########################
# That's fine, as long as each row is a new venue, but usually that's not the case
# And we need to look up the relevant foreign keys, rather than getting them with the
# cursor.lastrowid.  
#
# Let's insert two shows, both at AMD and both by the same band but at different times.
# We'll assume the band and the venue is already in the database.

# venue_name,band_name,datetime
# "BMI","Ratcat","2013-04-12 12:45:00"
# "BMI","INXS","2013-04-12 02:45:00"

#######################################


full_query = "TRUNCATE performances;"
cursor.execute(full_query)    
# insert existing BMI venue (RATCAT and INXS inserted above)
full_query = "INSERT INTO venues VALUE (5, 'BMI', 2000)"
cursor.execute(full_query)    

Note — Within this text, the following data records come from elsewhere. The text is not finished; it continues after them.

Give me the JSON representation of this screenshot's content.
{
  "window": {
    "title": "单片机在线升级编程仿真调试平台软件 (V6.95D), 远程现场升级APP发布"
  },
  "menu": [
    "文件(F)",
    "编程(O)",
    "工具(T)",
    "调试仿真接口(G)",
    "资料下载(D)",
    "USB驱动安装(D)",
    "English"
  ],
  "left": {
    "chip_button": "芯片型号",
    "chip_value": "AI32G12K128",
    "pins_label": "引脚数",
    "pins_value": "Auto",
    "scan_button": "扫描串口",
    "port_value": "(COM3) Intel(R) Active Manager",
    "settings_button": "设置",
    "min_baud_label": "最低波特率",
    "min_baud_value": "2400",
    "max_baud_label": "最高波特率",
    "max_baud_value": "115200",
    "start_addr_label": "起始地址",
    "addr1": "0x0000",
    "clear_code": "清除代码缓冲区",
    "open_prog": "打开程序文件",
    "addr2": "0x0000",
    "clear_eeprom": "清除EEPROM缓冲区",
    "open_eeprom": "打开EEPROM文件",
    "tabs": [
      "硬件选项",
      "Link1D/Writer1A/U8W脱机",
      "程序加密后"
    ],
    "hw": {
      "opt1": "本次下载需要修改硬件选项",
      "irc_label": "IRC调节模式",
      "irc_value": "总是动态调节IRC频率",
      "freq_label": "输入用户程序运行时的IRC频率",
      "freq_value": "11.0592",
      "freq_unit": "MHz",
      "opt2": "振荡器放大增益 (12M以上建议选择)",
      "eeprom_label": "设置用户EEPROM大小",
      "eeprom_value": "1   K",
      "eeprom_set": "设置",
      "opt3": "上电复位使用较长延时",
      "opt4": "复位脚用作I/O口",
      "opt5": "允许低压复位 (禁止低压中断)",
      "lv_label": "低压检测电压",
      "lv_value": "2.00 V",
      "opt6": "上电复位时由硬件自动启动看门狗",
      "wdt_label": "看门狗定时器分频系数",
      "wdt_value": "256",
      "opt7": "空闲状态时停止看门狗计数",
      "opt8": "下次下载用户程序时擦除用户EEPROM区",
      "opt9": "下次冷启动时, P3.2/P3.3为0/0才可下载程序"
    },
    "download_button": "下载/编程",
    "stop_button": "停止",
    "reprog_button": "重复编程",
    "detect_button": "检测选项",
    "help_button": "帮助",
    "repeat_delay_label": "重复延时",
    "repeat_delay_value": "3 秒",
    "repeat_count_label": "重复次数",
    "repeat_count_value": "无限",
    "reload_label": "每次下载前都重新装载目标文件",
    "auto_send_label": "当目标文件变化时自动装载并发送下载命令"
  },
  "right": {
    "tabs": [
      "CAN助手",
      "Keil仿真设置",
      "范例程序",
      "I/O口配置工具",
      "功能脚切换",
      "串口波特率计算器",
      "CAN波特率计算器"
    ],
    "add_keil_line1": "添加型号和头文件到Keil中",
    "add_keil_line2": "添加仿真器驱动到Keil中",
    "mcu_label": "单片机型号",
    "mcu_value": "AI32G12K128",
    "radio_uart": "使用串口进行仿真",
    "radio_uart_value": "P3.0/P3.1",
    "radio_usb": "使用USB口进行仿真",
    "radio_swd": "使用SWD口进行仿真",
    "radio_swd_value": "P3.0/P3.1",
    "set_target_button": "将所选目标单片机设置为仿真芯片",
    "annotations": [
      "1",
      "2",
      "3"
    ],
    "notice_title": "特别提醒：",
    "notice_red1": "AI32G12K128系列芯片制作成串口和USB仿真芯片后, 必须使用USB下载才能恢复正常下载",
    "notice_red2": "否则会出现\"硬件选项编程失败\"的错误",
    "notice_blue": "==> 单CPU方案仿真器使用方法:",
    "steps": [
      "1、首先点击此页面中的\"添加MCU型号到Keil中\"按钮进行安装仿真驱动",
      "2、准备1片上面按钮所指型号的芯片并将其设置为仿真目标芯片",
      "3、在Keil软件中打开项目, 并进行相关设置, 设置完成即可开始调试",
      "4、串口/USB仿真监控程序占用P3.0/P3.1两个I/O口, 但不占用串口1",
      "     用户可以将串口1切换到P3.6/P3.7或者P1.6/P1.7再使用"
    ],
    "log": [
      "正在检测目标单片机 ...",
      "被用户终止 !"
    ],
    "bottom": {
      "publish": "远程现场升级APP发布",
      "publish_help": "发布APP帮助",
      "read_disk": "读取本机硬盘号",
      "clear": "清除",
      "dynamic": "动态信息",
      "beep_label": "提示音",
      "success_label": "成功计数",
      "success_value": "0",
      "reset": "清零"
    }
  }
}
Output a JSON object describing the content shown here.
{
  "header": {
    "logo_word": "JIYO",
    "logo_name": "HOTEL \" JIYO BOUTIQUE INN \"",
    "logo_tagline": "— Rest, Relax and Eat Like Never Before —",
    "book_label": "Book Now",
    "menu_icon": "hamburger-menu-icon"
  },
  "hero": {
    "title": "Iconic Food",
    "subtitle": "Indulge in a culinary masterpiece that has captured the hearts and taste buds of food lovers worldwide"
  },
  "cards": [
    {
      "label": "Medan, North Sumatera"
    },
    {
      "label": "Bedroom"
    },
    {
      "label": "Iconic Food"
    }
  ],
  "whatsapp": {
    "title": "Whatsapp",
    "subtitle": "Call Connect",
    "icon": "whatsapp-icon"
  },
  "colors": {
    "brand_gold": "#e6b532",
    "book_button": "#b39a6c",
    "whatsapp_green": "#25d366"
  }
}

with open('new_performances_existing_venues.csv') as csvfile:
    myCSVReader = csv.DictReader(csvfile, delimiter=",", quotechar='"')
    # move row by row through the file
    for row in myCSVReader:
        pprint.pprint(row)
        sql = "SELECT id FROM venues WHERE name = %(venue_name)s"
        cursor.execute(sql, row)
        # Only one result expected, use cursor.fetchone()
        result = cursor.fetchone()
        venue_id = result['id']

        sql = "SELECT id FROM bands WHERE name = %(band_name)s"
        cursor.execute(sql, row)
        result = cursor.fetchone()
        band_id = result['id']

        # Ok, Can now insert performances just like above (we have the ids we need)
        perf_sql = """INSERT INTO performances(start,band_id,venue_id) VALUE
                            (%(start_time)s, %(new_band_id)s, %(new_venue_id)s)"""

        param_dict = { "start_time": row["datetime"],
                       "new_venue_id": venue_id,
                       "new_band_id": band_id }

        cursor.execute(perf_sql, param_dict)

#######################################
# But what if you don't know whether you need to create a new venue or not?
# then you try to find an existing record, but if you can't then you
# have to create one.  You know whether you have to create a new one
# if your SELECT doesn't return any rows, which you check with an IF statement.
# Yes, it's a bit of a chore!
#######################################


print("Processing new_perf_mix_old_new.csv")
with open('new_perf_mix_old_new.csv') as csvfile:
    myCSVReader = csv.DictReader(csvfile, delimiter=",", quotechar='"')
    # move row by row through the file
    for row in myCSVReader:
        pprint.pprint(row)
        sql = "SELECT id FROM venues WHERE name = %(venue_name)s"
        cursor.execute(sql, row)

        # How many results?
        if (cursor.rowcount == 1):
            # Only one result expected, use cursor.fetchone()
            result = cursor.fetchone()
            venue_id = result['id']
        else:
            venue_sql = """INSERT INTO venues(name) VALUE
                                       (%(venue_name)s)"""
            cursor.execute(venue_sql, row)  
            # store the id for the new venue
            venue_id = cursor.lastrowid

        sql = "SELECT id FROM bands WHERE name = %(band_name)s"
        cursor.execute(sql, row)
        if (cursor.rowcount == 1):
            result = cursor.fetchone()
            band_id = result['id']
        else:
            band_sql = "INSERT INTO bands(name) VALUE (%(band_name)s)"
            cursor.execute(band_sql, row)
            band_id = cursor.lastrowid


        # Ok, Can now insert performances just like above (we have the ids we need)
        perf_sql = """INSERT INTO performances(start,band_id,venue_id) VALUE
                            (%(start_time)s, %(new_band_id)s, %(new_venue_id)s)"""

        param_dict = { "start_time": row["datetime"],
                       "new_venue_id": venue_id,
                       "new_band_id": band_id }

        cursor.execute(perf_sql, param_dict)